“The anger is palpable,” said Hansen Wendlandt, the pastor at the Nederland Community Presbyterian Church.
Some residents have begun taking photographs of hitchhikers or videotaping confrontations with homeless people camping in the woods and posting them online, including on a private Facebook page created recently called Peak to Peak Forest Watch. Some say the campers have cursed at them for driving past without picking them up, or yelled at them while they were cycling or hiking. They say they no longer feel comfortable in some parts of the woods.
But as a homeless man named Julian, 30, hiked down from the hills and into Nederland one rainy afternoon, guitar and knapsack slung on his back, he said a passing driver yelled at him to get out of town. He said he, too, felt uncomfortable and was heading toward Estes Park, Colo., then on to Oregon. He did not give his last name because he said he did not want friends and family reading that he was homeless.
Mr. Wendlandt serves lunch and hands out socks to needy campers every Thursday. But he has stopped provisioning people with blankets and sleeping bags, worried that what seemed like compassion could be exacerbating a problem.
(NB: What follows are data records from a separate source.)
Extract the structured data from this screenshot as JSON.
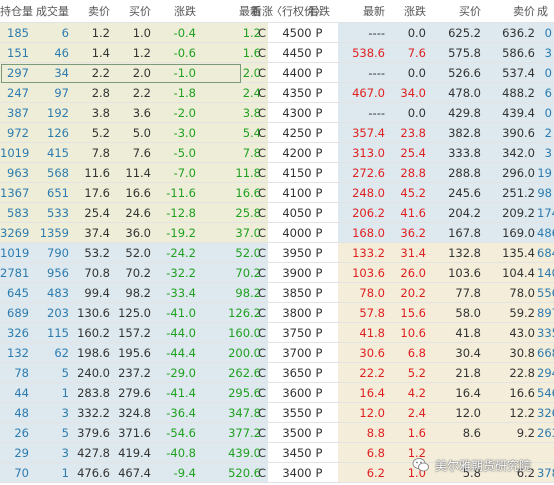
{
  "headers": [
    "持仓量",
    "成交量",
    "卖价",
    "买价",
    "涨跌",
    "最新",
    "看涨",
    "〈行权价〉",
    "看跌",
    "最新",
    "涨跌",
    "买价",
    "卖价",
    "成"
  ],
  "rows": [
    {
      "cOI": "185",
      "cVol": "6",
      "cAsk": "1.2",
      "cBid": "1.0",
      "cChg": "-0.4",
      "cLast": "1.2",
      "c": "C",
      "k": "4500",
      "p": "P",
      "pLast": "----",
      "pChg": "0.0",
      "pBid": "625.2",
      "pAsk": "636.2",
      "pVol": "0"
    },
    {
      "cOI": "151",
      "cVol": "46",
      "cAsk": "1.4",
      "cBid": "1.2",
      "cChg": "-0.6",
      "cLast": "1.6",
      "c": "C",
      "k": "4450",
      "p": "P",
      "pLast": "538.6",
      "pChg": "7.6",
      "pBid": "575.8",
      "pAsk": "586.6",
      "pVol": "3"
    },
    {
      "cOI": "297",
      "cVol": "34",
      "cAsk": "2.2",
      "cBid": "2.0",
      "cChg": "-1.0",
      "cLast": "2.0",
      "c": "C",
      "k": "4400",
      "p": "P",
      "pLast": "----",
      "pChg": "0.0",
      "pBid": "526.6",
      "pAsk": "537.4",
      "pVol": "0"
    },
    {
      "cOI": "247",
      "cVol": "97",
      "cAsk": "2.8",
      "cBid": "2.2",
      "cChg": "-1.8",
      "cLast": "2.4",
      "c": "C",
      "k": "4350",
      "p": "P",
      "pLast": "467.0",
      "pChg": "34.0",
      "pBid": "478.0",
      "pAsk": "488.2",
      "pVol": "6"
    },
    {
      "cOI": "387",
      "cVol": "192",
      "cAsk": "3.8",
      "cBid": "3.6",
      "cChg": "-2.0",
      "cLast": "3.8",
      "c": "C",
      "k": "4300",
      "p": "P",
      "pLast": "----",
      "pChg": "0.0",
      "pBid": "429.8",
      "pAsk": "439.4",
      "pVol": "0"
    },
    {
      "cOI": "972",
      "cVol": "126",
      "cAsk": "5.2",
      "cBid": "5.0",
      "cChg": "-3.0",
      "cLast": "5.4",
      "c": "C",
      "k": "4250",
      "p": "P",
      "pLast": "357.4",
      "pChg": "23.8",
      "pBid": "382.8",
      "pAsk": "390.6",
      "pVol": "2"
    },
    {
      "cOI": "1019",
      "cVol": "415",
      "cAsk": "7.8",
      "cBid": "7.6",
      "cChg": "-5.0",
      "cLast": "7.8",
      "c": "C",
      "k": "4200",
      "p": "P",
      "pLast": "313.0",
      "pChg": "25.4",
      "pBid": "333.8",
      "pAsk": "342.0",
      "pVol": "3"
    },
    {
      "cOI": "963",
      "cVol": "568",
      "cAsk": "11.6",
      "cBid": "11.4",
      "cChg": "-7.0",
      "cLast": "11.8",
      "c": "C",
      "k": "4150",
      "p": "P",
      "pLast": "272.6",
      "pChg": "28.8",
      "pBid": "288.8",
      "pAsk": "296.0",
      "pVol": "19"
    },
    {
      "cOI": "1367",
      "cVol": "651",
      "cAsk": "17.6",
      "cBid": "16.6",
      "cChg": "-11.6",
      "cLast": "16.6",
      "c": "C",
      "k": "4100",
      "p": "P",
      "pLast": "248.0",
      "pChg": "45.2",
      "pBid": "245.6",
      "pAsk": "251.2",
      "pVol": "98"
    },
    {
      "cOI": "583",
      "cVol": "533",
      "cAsk": "25.4",
      "cBid": "24.6",
      "cChg": "-12.8",
      "cLast": "25.8",
      "c": "C",
      "k": "4050",
      "p": "P",
      "pLast": "206.2",
      "pChg": "41.6",
      "pBid": "204.2",
      "pAsk": "209.2",
      "pVol": "174"
    },
    {
      "cOI": "3269",
      "cVol": "1359",
      "cAsk": "37.4",
      "cBid": "36.0",
      "cChg": "-19.2",
      "cLast": "37.0",
      "c": "C",
      "k": "4000",
      "p": "P",
      "pLast": "168.0",
      "pChg": "36.2",
      "pBid": "167.8",
      "pAsk": "169.0",
      "pVol": "486"
    },
    {
      "cOI": "1019",
      "cVol": "790",
      "cAsk": "53.2",
      "cBid": "52.0",
      "cChg": "-24.2",
      "cLast": "52.0",
      "c": "C",
      "k": "3950",
      "p": "P",
      "pLast": "133.2",
      "pChg": "31.4",
      "pBid": "132.8",
      "pAsk": "135.4",
      "pVol": "684"
    },
    {
      "cOI": "2781",
      "cVol": "956",
      "cAsk": "70.8",
      "cBid": "70.2",
      "cChg": "-32.2",
      "cLast": "70.2",
      "c": "C",
      "k": "3900",
      "p": "P",
      "pLast": "103.6",
      "pChg": "26.0",
      "pBid": "103.6",
      "pAsk": "104.4",
      "pVol": "1400"
    },
    {
      "cOI": "645",
      "cVol": "483",
      "cAsk": "99.4",
      "cBid": "98.2",
      "cChg": "-33.4",
      "cLast": "98.2",
      "c": "C",
      "k": "3850",
      "p": "P",
      "pLast": "78.0",
      "pChg": "20.2",
      "pBid": "77.8",
      "pAsk": "78.0",
      "pVol": "556"
    },
    {
      "cOI": "689",
      "cVol": "203",
      "cAsk": "130.6",
      "cBid": "125.0",
      "cChg": "-41.0",
      "cLast": "126.2",
      "c": "C",
      "k": "3800",
      "p": "P",
      "pLast": "57.8",
      "pChg": "15.6",
      "pBid": "58.0",
      "pAsk": "59.2",
      "pVol": "897"
    },
    {
      "cOI": "326",
      "cVol": "115",
      "cAsk": "160.2",
      "cBid": "157.2",
      "cChg": "-44.0",
      "cLast": "160.0",
      "c": "C",
      "k": "3750",
      "p": "P",
      "pLast": "41.8",
      "pChg": "10.6",
      "pBid": "41.8",
      "pAsk": "43.0",
      "pVol": "335"
    },
    {
      "cOI": "132",
      "cVol": "62",
      "cAsk": "198.6",
      "cBid": "195.6",
      "cChg": "-44.4",
      "cLast": "200.0",
      "c": "C",
      "k": "3700",
      "p": "P",
      "pLast": "30.6",
      "pChg": "6.8",
      "pBid": "30.4",
      "pAsk": "30.8",
      "pVol": "668"
    },
    {
      "cOI": "78",
      "cVol": "5",
      "cAsk": "240.0",
      "cBid": "237.2",
      "cChg": "-29.0",
      "cLast": "262.6",
      "c": "C",
      "k": "3650",
      "p": "P",
      "pLast": "22.2",
      "pChg": "5.2",
      "pBid": "21.8",
      "pAsk": "22.8",
      "pVol": "294"
    },
    {
      "cOI": "44",
      "cVol": "1",
      "cAsk": "283.8",
      "cBid": "279.6",
      "cChg": "-41.4",
      "cLast": "295.6",
      "c": "C",
      "k": "3600",
      "p": "P",
      "pLast": "16.4",
      "pChg": "4.2",
      "pBid": "16.4",
      "pAsk": "16.6",
      "pVol": "546"
    },
    {
      "cOI": "48",
      "cVol": "3",
      "cAsk": "332.2",
      "cBid": "324.8",
      "cChg": "-36.4",
      "cLast": "347.8",
      "c": "C",
      "k": "3550",
      "p": "P",
      "pLast": "12.0",
      "pChg": "2.4",
      "pBid": "12.0",
      "pAsk": "12.2",
      "pVol": "326"
    },
    {
      "cOI": "26",
      "cVol": "5",
      "cAsk": "379.6",
      "cBid": "371.6",
      "cChg": "-54.6",
      "cLast": "377.2",
      "c": "C",
      "k": "3500",
      "p": "P",
      "pLast": "8.8",
      "pChg": "1.6",
      "pBid": "8.6",
      "pAsk": "9.2",
      "pVol": "263"
    },
    {
      "cOI": "29",
      "cVol": "3",
      "cAsk": "427.8",
      "cBid": "419.4",
      "cChg": "-40.8",
      "cLast": "439.0",
      "c": "C",
      "k": "3450",
      "p": "P",
      "pLast": "6.8",
      "pChg": "1.2",
      "pBid": "",
      "pAsk": "",
      "pVol": ""
    },
    {
      "cOI": "70",
      "cVol": "1",
      "cAsk": "476.6",
      "cBid": "467.4",
      "cChg": "-9.4",
      "cLast": "520.6",
      "c": "C",
      "k": "3400",
      "p": "P",
      "pLast": "6.2",
      "pChg": "1.0",
      "pBid": "5.8",
      "pAsk": "6.2",
      "pVol": "378"
    }
  ],
  "watermark": {
    "text": "美尔雅期货研究院",
    "icon": "wechat-icon"
  },
  "colors": {
    "callOTM": "#eeeed8",
    "putITM": "#dde9ee",
    "callITM": "#dde9ee",
    "putOTM": "#f3edda",
    "up": "#e02020",
    "down": "#20a020",
    "oi": "#2c7bb0"
  }
}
It’s important to touch on one of these problems more specifically, which is the lack of affordable housing or any kind of meaningful planning in the wealthy mountain towns of the West, especially Colorado. The workers in these towns really have no place to go anymore. It’s not like in the days when Hunter S. Thompson was running for sheriff and a bunch of hippies with no money were supporting him. These towns are loaded and they have no place for the workers required to provide the their services. Some commute from less desirable and more polluted places like Leadville, but even those towns are becoming expensive. Homelessness and thus illegal camping in the national forests is a natural result. Yet good luck bringing up public housing projects in Vail and Aspen and Breckenridge. Any sort of affordable housing is just getting off the ground in those towns.